One of the letters in the digitized Huggins collection at the Minnesota Historical Society is dated Monday, September 16, 1839. It was written from Lac Qui Parle to “Dear Brother and Sister.” There is no envelope with the letter and no signature at the end of the letter. The transcriber of the original attributed the letter to Lydia Pettijohn Huggins. Then at some later point, an unidentified researcher crossed out Lydia’s signature on the transcription of the letter and wrote in the name of Alexander Huggins instead. Here’s the opening paragraph:
“Yesterday evening we had our hearts cheered by receiving a letter form you. It was the first I had heard from any of my friends since I left. We are sorry to hear of your being sick but we hope ‘The Joy prepared for suffering saints will make amends for all.’ When I left home I understood you were very much opposed to my coming. I did not wonder at it. I was surprised the opposition was not greater. When Mrs. W. first mentioned to me about coming I thought it was not worth while to say anything about it but the more I thought about it the more I wanted to come and I thought I would speak to my friends about it and they seemed to think more favorably of it than I expected. Then I committed the whole to my Heavenly Father and prayed that I might be led to do right and that if it was his will I should come He would give me all that strength I needed.”
The letter is confusing because if it were written by either Alexander or Lydia Huggins, it would imply that they had been at Lac Qui Parle for more than four years but had never heard a word from friends or family at home. The writer also says they first heard about the possibility of coming to Minnesota from “Mrs. W.,” who is Margaret Williamson. It doesn’t seem very likely that Margaret Williamson would have been the first to mention the mission to either Lydia or Alexander.
The letter goes on…
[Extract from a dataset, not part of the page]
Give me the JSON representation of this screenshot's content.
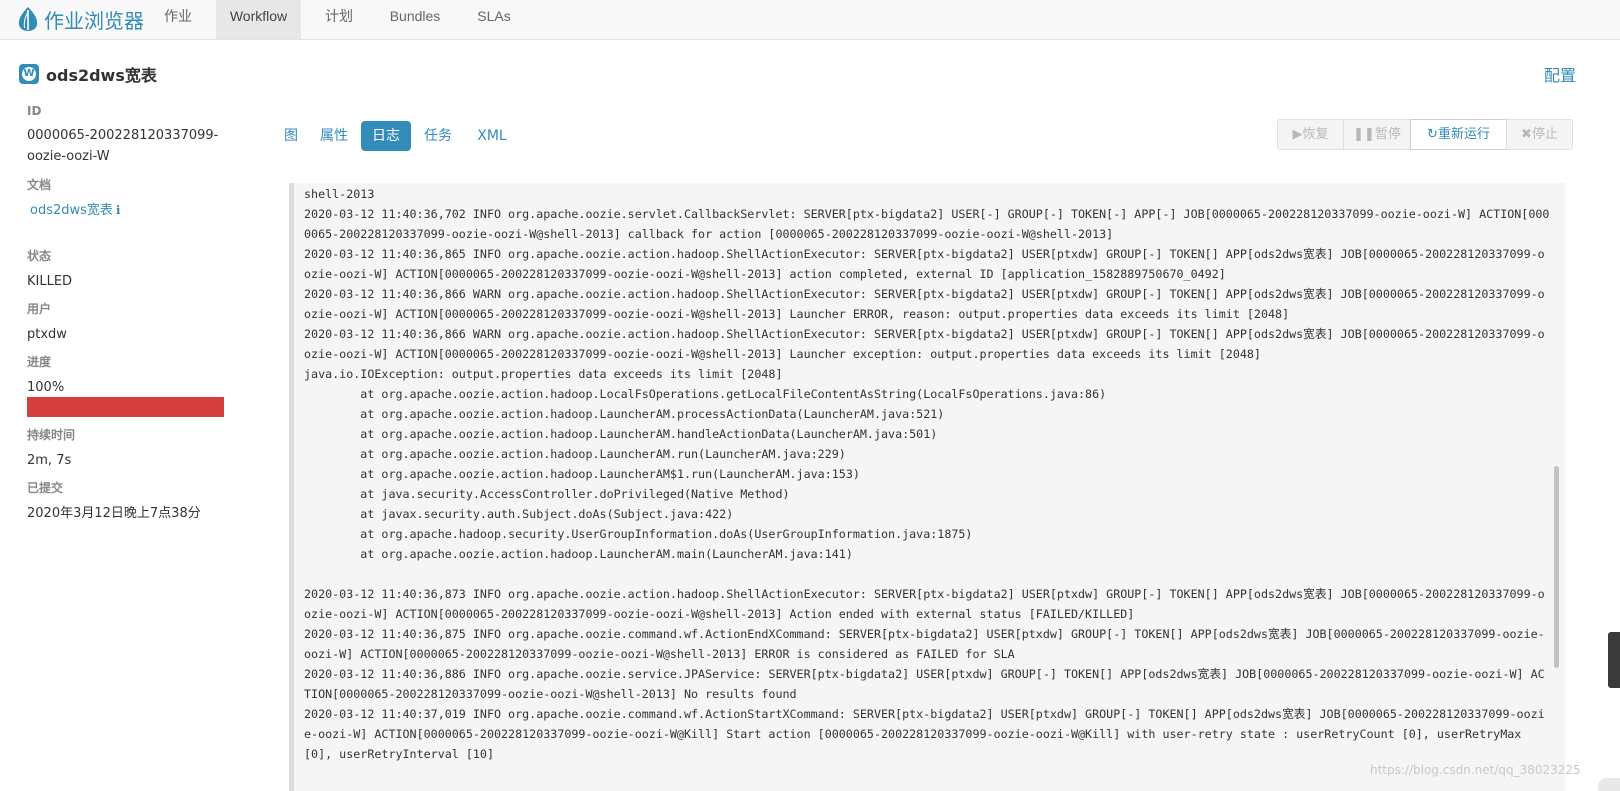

“I think we had as comfortable a journey as could ever be expected. But Sister you were mistaken when you supposed we were over the worst of the road at Galena. It’s true the steam boat was delightful but coming up the St. Peter’s was very trying. The hot sun by day and the cold damp ground at night. It was some time after I came before I felt as if I was over it. But I am very well now. I am sure they needed some one here. Perhaps I am not the right one. But I hope I am. I have written to some one how I spend my time. I expect to assist Mrs. Riggs in teaching the Dakota children before long. I am trying to learn the language but I make slow progress. I hope however that I shall learn faster.”
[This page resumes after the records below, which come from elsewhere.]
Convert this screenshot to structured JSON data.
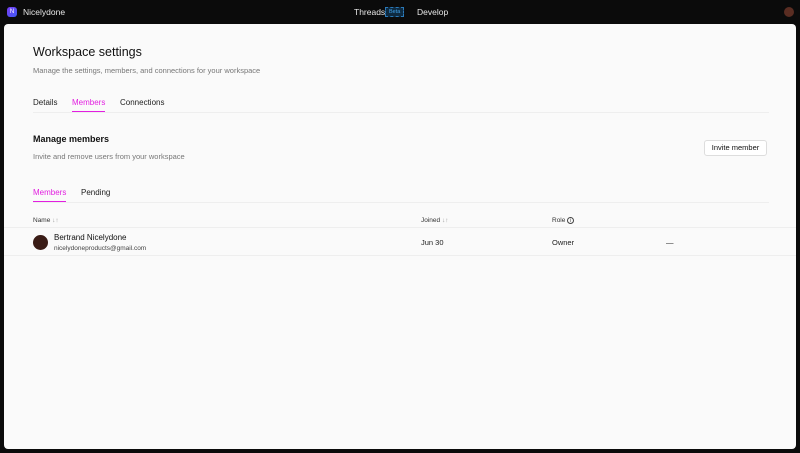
{
  "topbar": {
    "brand": "Nicelydone",
    "logo_letter": "N",
    "nav": [
      "Threads",
      "Develop"
    ],
    "beta": "Beta"
  },
  "page": {
    "title": "Workspace settings",
    "subtitle": "Manage the settings, members, and connections for your workspace",
    "tabs": [
      "Details",
      "Members",
      "Connections"
    ],
    "active_tab": "Members"
  },
  "members": {
    "title": "Manage members",
    "subtitle": "Invite and remove users from your workspace",
    "invite_label": "Invite member",
    "subtabs": [
      "Members",
      "Pending"
    ],
    "active_subtab": "Members",
    "columns": [
      "Name",
      "Joined",
      "Role"
    ],
    "rows": [
      {
        "name": "Bertrand Nicelydone",
        "email": "nicelydoneproducts@gmail.com",
        "joined": "Jun 30",
        "role": "Owner",
        "action": "—"
      }
    ]
  },
  "colors": {
    "accent": "#e21fe0"
  }
}
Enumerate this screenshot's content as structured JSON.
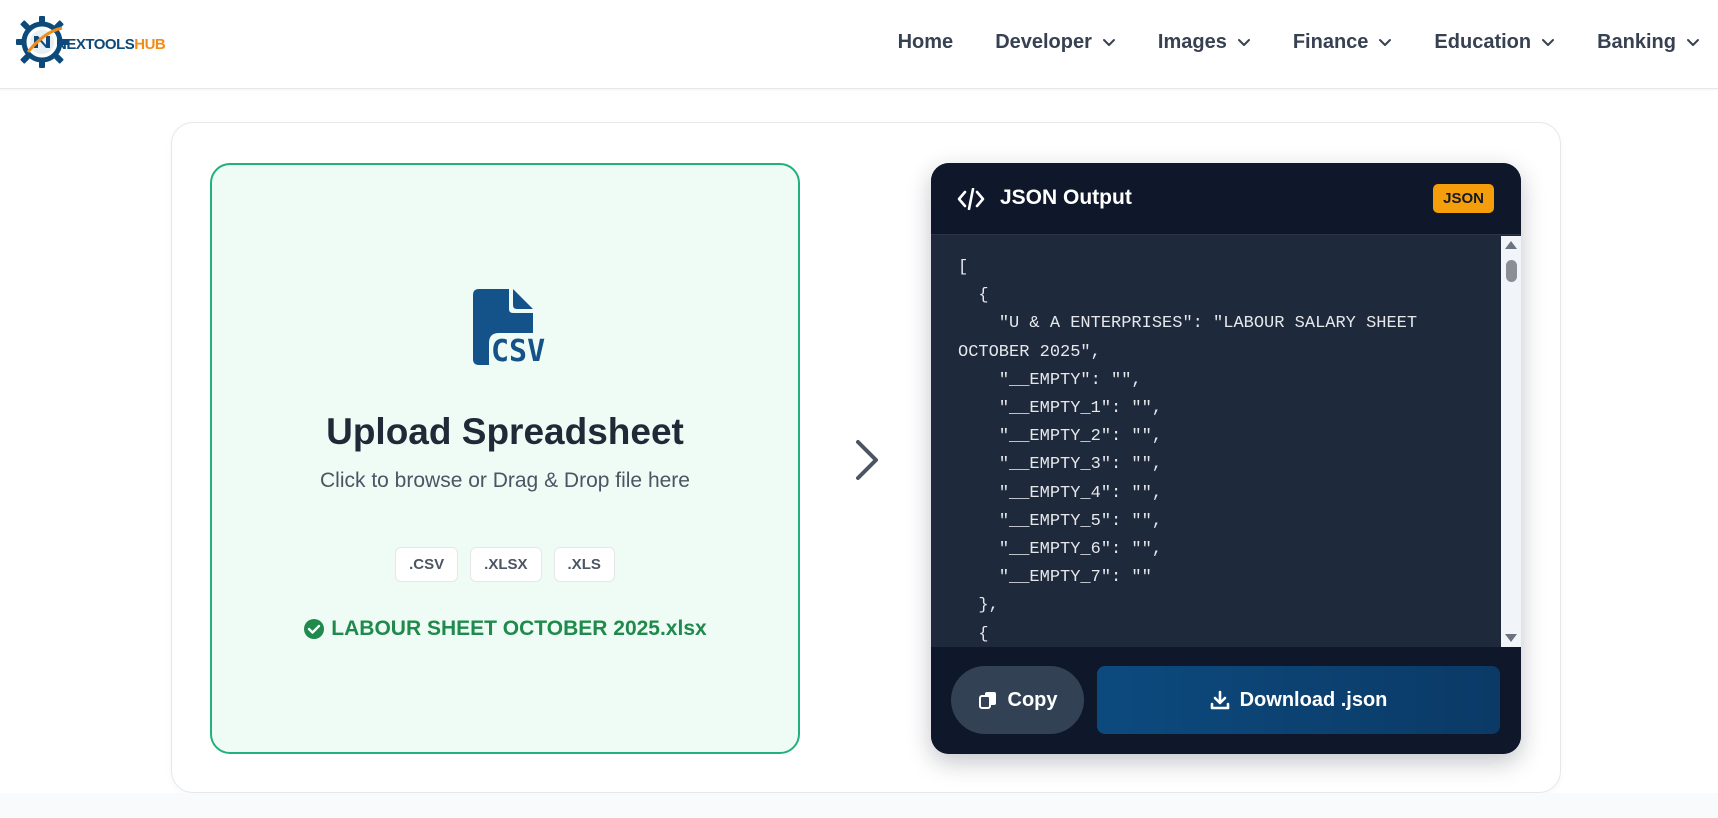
{
  "header": {
    "logo": {
      "text_prefix": "NEXTOO",
      "text_middle": "LS",
      "text_suffix": "HUB",
      "icon": "gear-logo-icon"
    },
    "nav": [
      {
        "label": "Home",
        "has_dropdown": false
      },
      {
        "label": "Developer",
        "has_dropdown": true
      },
      {
        "label": "Images",
        "has_dropdown": true
      },
      {
        "label": "Finance",
        "has_dropdown": true
      },
      {
        "label": "Education",
        "has_dropdown": true
      },
      {
        "label": "Banking",
        "has_dropdown": true
      }
    ]
  },
  "upload": {
    "icon": "csv-file-icon",
    "title": "Upload Spreadsheet",
    "subtitle": "Click to browse or Drag & Drop file here",
    "formats": [
      ".CSV",
      ".XLSX",
      ".XLS"
    ],
    "selected_file": "LABOUR SHEET OCTOBER 2025.xlsx"
  },
  "output": {
    "title": "JSON Output",
    "badge": "JSON",
    "code": "[\n  {\n    \"U & A ENTERPRISES\": \"LABOUR SALARY SHEET OCTOBER 2025\",\n    \"__EMPTY\": \"\",\n    \"__EMPTY_1\": \"\",\n    \"__EMPTY_2\": \"\",\n    \"__EMPTY_3\": \"\",\n    \"__EMPTY_4\": \"\",\n    \"__EMPTY_5\": \"\",\n    \"__EMPTY_6\": \"\",\n    \"__EMPTY_7\": \"\"\n  },\n  {",
    "copy_label": "Copy",
    "download_label": "Download .json"
  },
  "colors": {
    "accent_green": "#22b07d",
    "panel_dark": "#0f172a",
    "badge": "#f59e0b",
    "download_blue": "#0c4a7e"
  }
}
Neither Lydia or Alexander’s role with the mission was to teach. Alexander was the farmer, carpenter and livestock manager. Lydia was a cook, seamstress and weaver.
The letter continues…
“Some of the Indians are really good looking and seem to have pleasant dispositions. I think the Chief looks so much like Samuel Foreman if he was dressed like him you would think it was he or very much like him.”
This just doesn’t sound like something a man would say, affirming that a woman is the author of this letter. As I read through the letter again today, it suddenly became clear. This letter is written by Fannie Huggins, Alexander’s sister. She had arrived at Lac Qui Parle from Ohio to help with teaching the Dakota children in June of 1839. That explains why a letter arriving in September is the first she had received since she left home. Fannie as author also explains the reference to her efforts to learn to speak and write Dakota so that she can begin to teach. Fannie’s story will be covered in future in Dakota Soul Sisters but it is appropriate to clarify who wrote this Lac Qui Parle letter at this point in the story.
Determining who “Brother and Sister” are in the salutation is more difficult. Fannie is probably writing to one of her brothers and his wife. She says in one place, “When I wrote Amzi…” so that would mean this letter is not being written to her brother Amzi Huggins. That leaves the rest of her brothers and sisters-in-law as possibilities: Eli and Jane McEwen Huggins, Zimri and Isabella Bryan Huggins, Enos and Lucinda Bryan Huggins or possibly John and Sarah Pettijohn Huggins.
One thing we do know and that is that at the time she wrote this letter in September 1839, Fannie and Alexander were unaware that their father, William Huggins, had died in Ohio on September 5, 1839, just 11 days earlier. Letters from home could take several weeks or months to reach Lac Qui Parle so the letter that Fannie is answering would have been sent before William’s death. No one also knew on September 16, 1839, that the Huggins family in Ohio would attend another funeral when Fannie and Alexander’s brother, Zimri Huggins, died on October 17, 1839, at the age of 35 years. There is no way to know how long it took for that news to reach Lac Qui Parle.
So, mystery solved. Now to find out how to get it correctly identified in the Huggins collection at the Minnesota Historical Society! Here’s the link to the original letter: http://www.mnhs.org/library/findaids/00679/pdfa/00679-00001-3.pdf